Records shown.
= Beginning of Section =

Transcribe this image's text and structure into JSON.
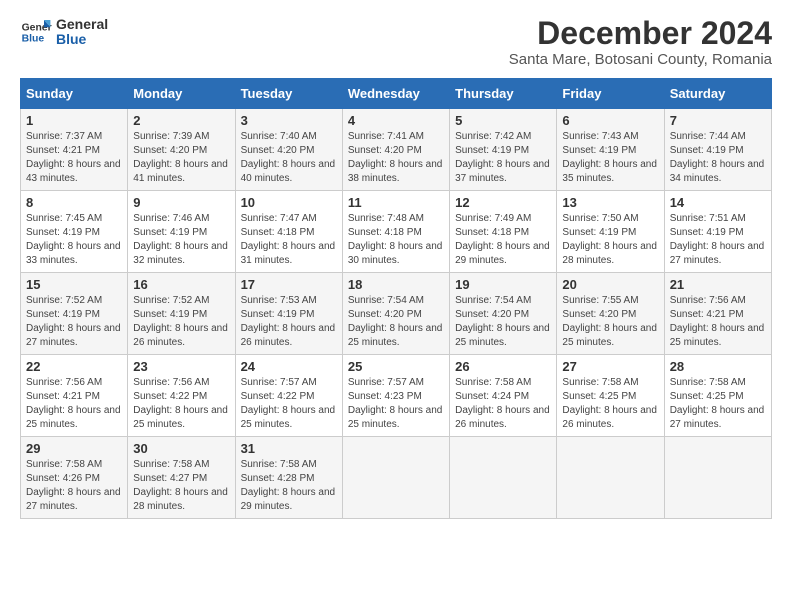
{
  "logo": {
    "line1": "General",
    "line2": "Blue"
  },
  "title": "December 2024",
  "subtitle": "Santa Mare, Botosani County, Romania",
  "days_header": [
    "Sunday",
    "Monday",
    "Tuesday",
    "Wednesday",
    "Thursday",
    "Friday",
    "Saturday"
  ],
  "weeks": [
    [
      {
        "day": "1",
        "sunrise": "7:37 AM",
        "sunset": "4:21 PM",
        "daylight": "8 hours and 43 minutes."
      },
      {
        "day": "2",
        "sunrise": "7:39 AM",
        "sunset": "4:20 PM",
        "daylight": "8 hours and 41 minutes."
      },
      {
        "day": "3",
        "sunrise": "7:40 AM",
        "sunset": "4:20 PM",
        "daylight": "8 hours and 40 minutes."
      },
      {
        "day": "4",
        "sunrise": "7:41 AM",
        "sunset": "4:20 PM",
        "daylight": "8 hours and 38 minutes."
      },
      {
        "day": "5",
        "sunrise": "7:42 AM",
        "sunset": "4:19 PM",
        "daylight": "8 hours and 37 minutes."
      },
      {
        "day": "6",
        "sunrise": "7:43 AM",
        "sunset": "4:19 PM",
        "daylight": "8 hours and 35 minutes."
      },
      {
        "day": "7",
        "sunrise": "7:44 AM",
        "sunset": "4:19 PM",
        "daylight": "8 hours and 34 minutes."
      }
    ],
    [
      {
        "day": "8",
        "sunrise": "7:45 AM",
        "sunset": "4:19 PM",
        "daylight": "8 hours and 33 minutes."
      },
      {
        "day": "9",
        "sunrise": "7:46 AM",
        "sunset": "4:19 PM",
        "daylight": "8 hours and 32 minutes."
      },
      {
        "day": "10",
        "sunrise": "7:47 AM",
        "sunset": "4:18 PM",
        "daylight": "8 hours and 31 minutes."
      },
      {
        "day": "11",
        "sunrise": "7:48 AM",
        "sunset": "4:18 PM",
        "daylight": "8 hours and 30 minutes."
      },
      {
        "day": "12",
        "sunrise": "7:49 AM",
        "sunset": "4:18 PM",
        "daylight": "8 hours and 29 minutes."
      },
      {
        "day": "13",
        "sunrise": "7:50 AM",
        "sunset": "4:19 PM",
        "daylight": "8 hours and 28 minutes."
      },
      {
        "day": "14",
        "sunrise": "7:51 AM",
        "sunset": "4:19 PM",
        "daylight": "8 hours and 27 minutes."
      }
    ],
    [
      {
        "day": "15",
        "sunrise": "7:52 AM",
        "sunset": "4:19 PM",
        "daylight": "8 hours and 27 minutes."
      },
      {
        "day": "16",
        "sunrise": "7:52 AM",
        "sunset": "4:19 PM",
        "daylight": "8 hours and 26 minutes."
      },
      {
        "day": "17",
        "sunrise": "7:53 AM",
        "sunset": "4:19 PM",
        "daylight": "8 hours and 26 minutes."
      },
      {
        "day": "18",
        "sunrise": "7:54 AM",
        "sunset": "4:20 PM",
        "daylight": "8 hours and 25 minutes."
      },
      {
        "day": "19",
        "sunrise": "7:54 AM",
        "sunset": "4:20 PM",
        "daylight": "8 hours and 25 minutes."
      },
      {
        "day": "20",
        "sunrise": "7:55 AM",
        "sunset": "4:20 PM",
        "daylight": "8 hours and 25 minutes."
      },
      {
        "day": "21",
        "sunrise": "7:56 AM",
        "sunset": "4:21 PM",
        "daylight": "8 hours and 25 minutes."
      }
    ],
    [
      {
        "day": "22",
        "sunrise": "7:56 AM",
        "sunset": "4:21 PM",
        "daylight": "8 hours and 25 minutes."
      },
      {
        "day": "23",
        "sunrise": "7:56 AM",
        "sunset": "4:22 PM",
        "daylight": "8 hours and 25 minutes."
      },
      {
        "day": "24",
        "sunrise": "7:57 AM",
        "sunset": "4:22 PM",
        "daylight": "8 hours and 25 minutes."
      },
      {
        "day": "25",
        "sunrise": "7:57 AM",
        "sunset": "4:23 PM",
        "daylight": "8 hours and 25 minutes."
      },
      {
        "day": "26",
        "sunrise": "7:58 AM",
        "sunset": "4:24 PM",
        "daylight": "8 hours and 26 minutes."
      },
      {
        "day": "27",
        "sunrise": "7:58 AM",
        "sunset": "4:25 PM",
        "daylight": "8 hours and 26 minutes."
      },
      {
        "day": "28",
        "sunrise": "7:58 AM",
        "sunset": "4:25 PM",
        "daylight": "8 hours and 27 minutes."
      }
    ],
    [
      {
        "day": "29",
        "sunrise": "7:58 AM",
        "sunset": "4:26 PM",
        "daylight": "8 hours and 27 minutes."
      },
      {
        "day": "30",
        "sunrise": "7:58 AM",
        "sunset": "4:27 PM",
        "daylight": "8 hours and 28 minutes."
      },
      {
        "day": "31",
        "sunrise": "7:58 AM",
        "sunset": "4:28 PM",
        "daylight": "8 hours and 29 minutes."
      },
      null,
      null,
      null,
      null
    ]
  ]
}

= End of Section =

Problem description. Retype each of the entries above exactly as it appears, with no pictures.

Written answer.
Transcribe this image's text and structure into JSON.
{
  "logo": {
    "line1": "General",
    "line2": "Blue"
  },
  "title": "December 2024",
  "subtitle": "Santa Mare, Botosani County, Romania",
  "days_header": [
    "Sunday",
    "Monday",
    "Tuesday",
    "Wednesday",
    "Thursday",
    "Friday",
    "Saturday"
  ],
  "weeks": [
    [
      {
        "day": "1",
        "sunrise": "7:37 AM",
        "sunset": "4:21 PM",
        "daylight": "8 hours and 43 minutes."
      },
      {
        "day": "2",
        "sunrise": "7:39 AM",
        "sunset": "4:20 PM",
        "daylight": "8 hours and 41 minutes."
      },
      {
        "day": "3",
        "sunrise": "7:40 AM",
        "sunset": "4:20 PM",
        "daylight": "8 hours and 40 minutes."
      },
      {
        "day": "4",
        "sunrise": "7:41 AM",
        "sunset": "4:20 PM",
        "daylight": "8 hours and 38 minutes."
      },
      {
        "day": "5",
        "sunrise": "7:42 AM",
        "sunset": "4:19 PM",
        "daylight": "8 hours and 37 minutes."
      },
      {
        "day": "6",
        "sunrise": "7:43 AM",
        "sunset": "4:19 PM",
        "daylight": "8 hours and 35 minutes."
      },
      {
        "day": "7",
        "sunrise": "7:44 AM",
        "sunset": "4:19 PM",
        "daylight": "8 hours and 34 minutes."
      }
    ],
    [
      {
        "day": "8",
        "sunrise": "7:45 AM",
        "sunset": "4:19 PM",
        "daylight": "8 hours and 33 minutes."
      },
      {
        "day": "9",
        "sunrise": "7:46 AM",
        "sunset": "4:19 PM",
        "daylight": "8 hours and 32 minutes."
      },
      {
        "day": "10",
        "sunrise": "7:47 AM",
        "sunset": "4:18 PM",
        "daylight": "8 hours and 31 minutes."
      },
      {
        "day": "11",
        "sunrise": "7:48 AM",
        "sunset": "4:18 PM",
        "daylight": "8 hours and 30 minutes."
      },
      {
        "day": "12",
        "sunrise": "7:49 AM",
        "sunset": "4:18 PM",
        "daylight": "8 hours and 29 minutes."
      },
      {
        "day": "13",
        "sunrise": "7:50 AM",
        "sunset": "4:19 PM",
        "daylight": "8 hours and 28 minutes."
      },
      {
        "day": "14",
        "sunrise": "7:51 AM",
        "sunset": "4:19 PM",
        "daylight": "8 hours and 27 minutes."
      }
    ],
    [
      {
        "day": "15",
        "sunrise": "7:52 AM",
        "sunset": "4:19 PM",
        "daylight": "8 hours and 27 minutes."
      },
      {
        "day": "16",
        "sunrise": "7:52 AM",
        "sunset": "4:19 PM",
        "daylight": "8 hours and 26 minutes."
      },
      {
        "day": "17",
        "sunrise": "7:53 AM",
        "sunset": "4:19 PM",
        "daylight": "8 hours and 26 minutes."
      },
      {
        "day": "18",
        "sunrise": "7:54 AM",
        "sunset": "4:20 PM",
        "daylight": "8 hours and 25 minutes."
      },
      {
        "day": "19",
        "sunrise": "7:54 AM",
        "sunset": "4:20 PM",
        "daylight": "8 hours and 25 minutes."
      },
      {
        "day": "20",
        "sunrise": "7:55 AM",
        "sunset": "4:20 PM",
        "daylight": "8 hours and 25 minutes."
      },
      {
        "day": "21",
        "sunrise": "7:56 AM",
        "sunset": "4:21 PM",
        "daylight": "8 hours and 25 minutes."
      }
    ],
    [
      {
        "day": "22",
        "sunrise": "7:56 AM",
        "sunset": "4:21 PM",
        "daylight": "8 hours and 25 minutes."
      },
      {
        "day": "23",
        "sunrise": "7:56 AM",
        "sunset": "4:22 PM",
        "daylight": "8 hours and 25 minutes."
      },
      {
        "day": "24",
        "sunrise": "7:57 AM",
        "sunset": "4:22 PM",
        "daylight": "8 hours and 25 minutes."
      },
      {
        "day": "25",
        "sunrise": "7:57 AM",
        "sunset": "4:23 PM",
        "daylight": "8 hours and 25 minutes."
      },
      {
        "day": "26",
        "sunrise": "7:58 AM",
        "sunset": "4:24 PM",
        "daylight": "8 hours and 26 minutes."
      },
      {
        "day": "27",
        "sunrise": "7:58 AM",
        "sunset": "4:25 PM",
        "daylight": "8 hours and 26 minutes."
      },
      {
        "day": "28",
        "sunrise": "7:58 AM",
        "sunset": "4:25 PM",
        "daylight": "8 hours and 27 minutes."
      }
    ],
    [
      {
        "day": "29",
        "sunrise": "7:58 AM",
        "sunset": "4:26 PM",
        "daylight": "8 hours and 27 minutes."
      },
      {
        "day": "30",
        "sunrise": "7:58 AM",
        "sunset": "4:27 PM",
        "daylight": "8 hours and 28 minutes."
      },
      {
        "day": "31",
        "sunrise": "7:58 AM",
        "sunset": "4:28 PM",
        "daylight": "8 hours and 29 minutes."
      },
      null,
      null,
      null,
      null
    ]
  ]
}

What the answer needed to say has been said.